http://mathforum.org/library/drmath/view/55109.html

Since the technique used to find the circumcenter involves constructing the perpendicular bisector of the line between any two pairs of the points, and seeing where those two lines intersect, it won't work when the three points all lie on the same straight line. The two perpendicular bisectors will be parallel to each other, so they will never meet. If we are considering the surface as a flat plane, then there will be no point that is equidistant from all three.

Edited to correct this: On a sphere, the 'perpendicular bisectors' can indeed intersect. If you picture three points in the equator, then the North Pole (or South Pole) will be equidistant from them all, as that distance is simply a quarter of the Earth's diameter. A similar construction can be made for any three collinear points. So, since the earth is spherical (more or less) rather than flat, the answer is YES - there will always be a point somewhere on the surface of the earth which is equidistant from all three cities.

(For purposes of this discussion, I am using a two-dimensional approximation.
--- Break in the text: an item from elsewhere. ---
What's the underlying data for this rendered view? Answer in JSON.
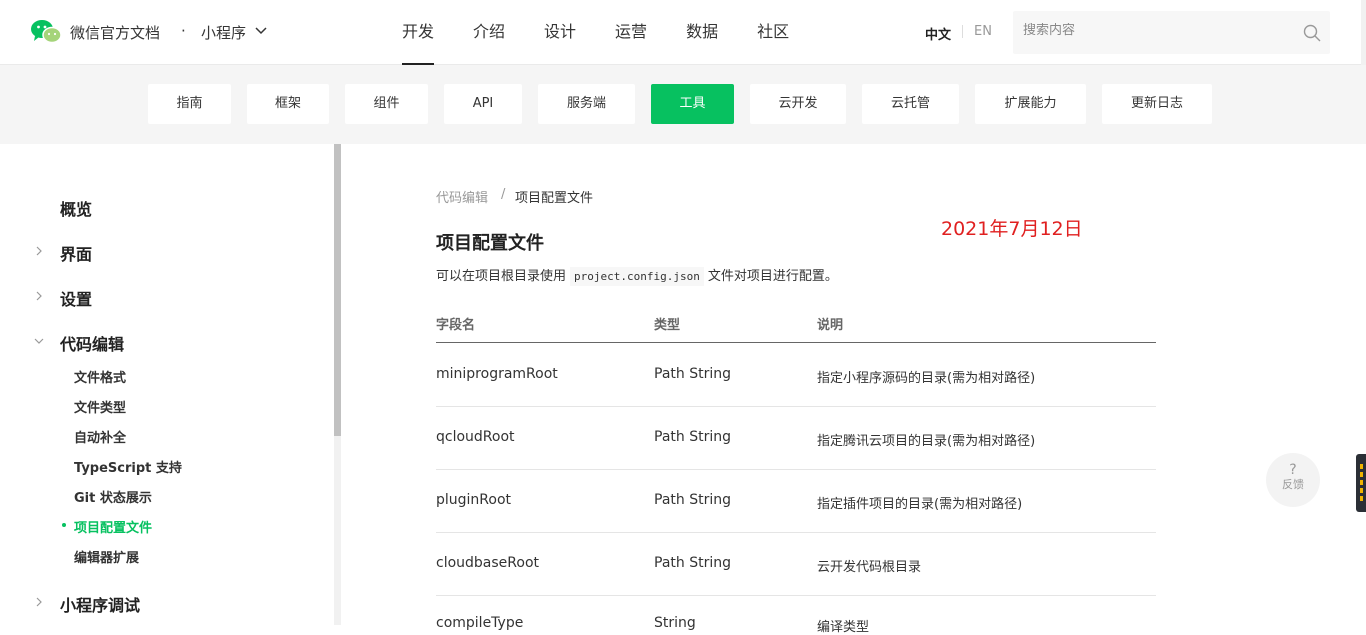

The mathematics is more complex, but the principle the same, if it is done with consideration of the curved surface of the earth included. References to a straight line should then be read as a great circle, which is the shortest distance between any two points on a sphere. I am also treating each city as a point, not an extended area.)

If the three cities do not all lie on the same line, they can be considered to form the three vertices of a triangle. Any triangle has a point, called the circumcenter, which is equidistant from the three vertices.

http://jwilson.coe.uga.edu/emt668/EMAT6680.2003.fall/Perry/Assign%204%20Triangle%20Proof/Triangle%20Proof.htm

http://mathforum.org/library/drmath/view/55109.html

Since the technique used to find the circumcenter involves constructing the perpendicular bisector of the line between any two pairs of the points, and seeing where those two lines intersect, it won't work when the three points all lie on the same straight line. The two perpendicular bisectors will be parallel to each other, so they will never meet. If we are considering the surface as a flat plane, then there will be no point that is equidistant from all three.

Edited to correct this: On a sphere, the 'perpendicular bisectors' can indeed intersect. If you picture three points in the equator, then the North Pole (or South Pole) will be equidistant from them all, as that distance is simply a quarter of the Earth's diameter. A similar construction can be made for any three collinear points. So, since the earth is spherical (more or less) rather than flat, the answer is YES - there will always be a point somewhere on the surface of the earth which is equidistant from all three cities.

Response last updated by

Jan 01 2019, 3:28 AM